If you launch a business, you want every rand, naira, or shilling that you invest in it to generate as much profit as possible. After all, there’s no sense investing R100,000 to set up a restaurant if you only expect it to make annual profits of R5,000. You’d be better off simply investing that money in treasury bonds because you’d get a better return without any work or stress.
The same logic holds when investing in shares. When you buy stock, you are buying a little piece of the underlying business. So, you want that business to spin off cash at a rate high enough to justify your risk.
You can figure out that rate with one underused metric — return on invested capital, aka ROIC.
ROIC is calculated in a number of different ways, and the most exact ones are pretty tedious. But here’s the quick and dirty method:
ROIC = (Operating Profit – Taxes Paid)/(Equity + Long-term Debt)
The resulting percentage tells us roughly how much cash a company generates for every dollar it has deployed. A high ROIC suggests the company has found a competitive advantage. If you can pick up the shares of such a company at a reasonable price, there’s a good chance that it will make you a very happy shareholder over the long-term.
Here are eight African companies that have averaged a very high ROIC over the past five years.
8. Nigerian Breweries
ROIC (Five-Year Average): 36.4%
The proud purveyor of Star Lager, Nigeria’s largest brewery has leveraged strong brand loyalty and thin competition to tap a stout ROIC. But while the five-year average profitability looks quite good, it conceals a negative trend. The declining return was precipitated by the use of long-term debt to fund working capital.
7. Pick N Pay Holdings
ROIC (Five-Year Average): 36.9%
Another company that’s rested on its laurels in recent years, Pick N Pay was once South Africa’s leading retailer, but sloppy supply-chain management took a big toll on profitability. Thus, the 36.9% average ROIC is deceiving. It was just 29% during the company’s 2013 fiscal year. But with a new CEO who formerly headed U.K. retailer Tesco, shareholders are hopeful for a turnaround.
6. Clicks Group
ROIC (Five-Year Average): 38.4%
Clicks operates nearly 600 health and beauty stores across South Africa. As might be expected, its income margins are razor thin. In fact, the net margin was just 4.4% over the past 12 months. But it makes up for this in volume. Clicks effectively sold out its entire inventory nearly eight times during the 2012 fiscal year.

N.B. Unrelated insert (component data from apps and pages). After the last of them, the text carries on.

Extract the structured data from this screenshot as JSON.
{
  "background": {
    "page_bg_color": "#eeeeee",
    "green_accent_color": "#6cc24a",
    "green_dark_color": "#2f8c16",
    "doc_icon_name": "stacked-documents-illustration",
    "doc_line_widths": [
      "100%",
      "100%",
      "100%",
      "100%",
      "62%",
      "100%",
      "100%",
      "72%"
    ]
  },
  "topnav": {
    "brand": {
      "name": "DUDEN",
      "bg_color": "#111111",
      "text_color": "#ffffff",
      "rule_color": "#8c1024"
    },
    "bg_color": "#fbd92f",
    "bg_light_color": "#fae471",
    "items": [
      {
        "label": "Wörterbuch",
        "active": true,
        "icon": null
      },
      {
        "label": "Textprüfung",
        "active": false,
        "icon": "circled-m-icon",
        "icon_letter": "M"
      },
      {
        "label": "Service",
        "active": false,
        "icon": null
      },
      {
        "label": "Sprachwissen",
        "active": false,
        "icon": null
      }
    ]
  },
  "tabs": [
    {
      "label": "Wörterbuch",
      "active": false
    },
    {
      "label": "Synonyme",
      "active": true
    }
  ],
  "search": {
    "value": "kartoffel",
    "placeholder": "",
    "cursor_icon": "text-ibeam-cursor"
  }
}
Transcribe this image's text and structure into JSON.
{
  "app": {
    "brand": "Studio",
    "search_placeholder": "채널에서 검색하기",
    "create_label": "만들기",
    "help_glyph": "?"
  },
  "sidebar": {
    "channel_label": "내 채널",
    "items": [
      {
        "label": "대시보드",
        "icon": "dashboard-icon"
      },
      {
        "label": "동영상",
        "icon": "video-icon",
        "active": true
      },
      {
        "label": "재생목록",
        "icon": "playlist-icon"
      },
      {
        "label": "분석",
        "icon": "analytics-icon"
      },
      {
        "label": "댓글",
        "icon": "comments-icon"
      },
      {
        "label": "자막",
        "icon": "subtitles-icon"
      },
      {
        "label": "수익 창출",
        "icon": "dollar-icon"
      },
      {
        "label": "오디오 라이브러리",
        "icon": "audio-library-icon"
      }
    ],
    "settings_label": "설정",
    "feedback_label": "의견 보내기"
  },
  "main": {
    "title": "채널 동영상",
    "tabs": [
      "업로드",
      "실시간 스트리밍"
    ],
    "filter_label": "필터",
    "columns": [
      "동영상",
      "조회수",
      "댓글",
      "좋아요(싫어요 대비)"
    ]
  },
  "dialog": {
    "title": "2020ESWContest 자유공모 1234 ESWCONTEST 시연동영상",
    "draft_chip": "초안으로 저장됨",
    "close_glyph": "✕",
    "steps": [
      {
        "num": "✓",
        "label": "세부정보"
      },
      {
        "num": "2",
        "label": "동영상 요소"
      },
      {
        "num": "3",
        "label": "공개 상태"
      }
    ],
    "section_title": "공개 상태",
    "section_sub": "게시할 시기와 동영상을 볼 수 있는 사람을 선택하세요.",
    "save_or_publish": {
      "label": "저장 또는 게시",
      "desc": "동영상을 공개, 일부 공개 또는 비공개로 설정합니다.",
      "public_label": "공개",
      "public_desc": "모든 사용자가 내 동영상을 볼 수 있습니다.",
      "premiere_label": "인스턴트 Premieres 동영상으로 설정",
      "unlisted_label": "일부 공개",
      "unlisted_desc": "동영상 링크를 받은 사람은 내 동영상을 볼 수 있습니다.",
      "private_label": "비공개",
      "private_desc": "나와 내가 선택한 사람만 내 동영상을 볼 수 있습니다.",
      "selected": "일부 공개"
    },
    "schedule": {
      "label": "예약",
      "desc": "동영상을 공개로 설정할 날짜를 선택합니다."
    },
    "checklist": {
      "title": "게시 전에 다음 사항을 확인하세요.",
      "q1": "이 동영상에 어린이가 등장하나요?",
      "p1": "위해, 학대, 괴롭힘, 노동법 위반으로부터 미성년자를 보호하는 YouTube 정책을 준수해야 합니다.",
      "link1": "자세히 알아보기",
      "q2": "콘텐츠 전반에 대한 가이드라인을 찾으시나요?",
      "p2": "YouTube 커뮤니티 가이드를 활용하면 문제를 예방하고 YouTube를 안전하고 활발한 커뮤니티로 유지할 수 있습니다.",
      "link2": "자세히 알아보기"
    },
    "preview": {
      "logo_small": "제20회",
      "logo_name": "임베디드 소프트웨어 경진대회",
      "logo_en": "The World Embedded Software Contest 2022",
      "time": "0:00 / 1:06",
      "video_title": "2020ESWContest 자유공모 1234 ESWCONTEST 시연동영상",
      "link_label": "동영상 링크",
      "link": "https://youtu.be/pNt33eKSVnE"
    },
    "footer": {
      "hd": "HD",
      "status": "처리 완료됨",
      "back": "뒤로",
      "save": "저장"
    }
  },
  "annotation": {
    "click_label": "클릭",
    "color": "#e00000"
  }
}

5. Unilever Nigeria
ROIC (Five-Year Average): 38.7%
A manufacturer of a wide range of foods and household products, Unilever Nigeria has benefited from Nigeria’s rising population and the increasing disposable income of its growing middle class. But buyers beware! With a price earnings ratio of 4o, it won’t take much of a misstep to send the shares tumbling.
4. Nestle Nigeria
ROIC (Five-Year Average): 39.0%
Unilever’s chief rival, Nestle Nigeria is that country’s leading food and beverage manufacturer. Interestingly, nearly 40% of its sales is derived from its Maggi seasoning brand. Who knew you could make that much money selling bouillon? Also not cheap, Nestle trades at 45 times its 2012 earnings.
3. SPAR Group
ROIC (Five-Year Average): 39.2%
This South African grocery wholesaler has the thinnest of margins (a 2.5% net margin last year), but that hasn’t stopped it from returning 39% on every rand it invested over the past five years. The Rainbow Nation’s economy hasn’t been the easiest of business environments of late, but Spar’s sales growth has remained at a healthy 10%.
2. Truworths International
ROIC (Five-Year Average): 40.1%
The largest clothing retailer listed on the Johannesburg Stock Exchange, its shares have plummeted 22% this year. Sales growth has slowed as cash-strapped South African consumers put a curb on spending. But as its 40.1% ROIC indicates, Truworths is a quality company with continent-wide ambitions, so bargain-hunters may want to start watching this one.
1. Mr. Price Group
ROIC (Five-Year Average): 40.7%
A homeware and apparel retailer, Mr. Price combines solid margins with heavy volume to post a ROIC that essentially gives every rand management invests in the business a payback period of just two years. The Durban-based company even managed to grow earnings 22% during the first half of this year despite South Africa’s consumer confidence hitting a 10-year low.
In conclusion, keep these high-ROIC companies on your watch list. They don’t look cheap, but quality typically comes at a price.